Susso uses these instances as teachable moments, giving his students tools to navigate such painful interactions.
“One of the things we discuss is that the way people treat you has more to do with them than you,” he said. “Other people’s reaction to you is really not your issue.”
Principal Cabarcas said many of the students Susso worked with would have dropped out or taken far longer to graduate without his intervention, including the chance to attend his Morning Class
“It was relevant and meaningful,” Cabarcas said. “Students could put that knowledge to use right away. They really saw how it would affect them — both in the moment and in the future.”
She’s thrilled that the widely recognized social studies teacher has chosen to remain on staff, to make the two-hour commute each way to teach at her school and return to the community that needs him.

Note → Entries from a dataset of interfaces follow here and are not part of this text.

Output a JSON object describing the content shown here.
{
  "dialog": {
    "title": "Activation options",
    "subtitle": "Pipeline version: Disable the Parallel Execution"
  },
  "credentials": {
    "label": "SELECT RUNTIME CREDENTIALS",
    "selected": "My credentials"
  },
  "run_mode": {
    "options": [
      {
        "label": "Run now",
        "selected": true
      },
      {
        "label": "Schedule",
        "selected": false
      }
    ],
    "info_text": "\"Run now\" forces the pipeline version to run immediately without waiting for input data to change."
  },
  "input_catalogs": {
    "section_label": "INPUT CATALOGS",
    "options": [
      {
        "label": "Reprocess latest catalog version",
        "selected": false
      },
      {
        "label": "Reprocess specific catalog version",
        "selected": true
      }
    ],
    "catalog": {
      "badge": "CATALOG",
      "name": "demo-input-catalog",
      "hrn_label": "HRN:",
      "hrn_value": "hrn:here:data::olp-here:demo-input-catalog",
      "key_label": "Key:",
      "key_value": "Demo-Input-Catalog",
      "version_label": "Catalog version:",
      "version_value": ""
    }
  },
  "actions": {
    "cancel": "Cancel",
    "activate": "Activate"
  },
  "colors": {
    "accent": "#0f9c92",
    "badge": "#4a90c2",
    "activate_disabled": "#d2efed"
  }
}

Susso has had many other job offers and could easily teach closer to home: The father of three still lives in Poughkeepsie because it’s near his wife’s workplace. But no school or neighborhood would have as high a population of newcomer students as his, he said.
“Why do I commute four hours a day to teach them?” he asked. “It is a journey that is well worth it.”
Disclosure: The Walton Family Foundation provides financial support to both the Weave Project and The 74.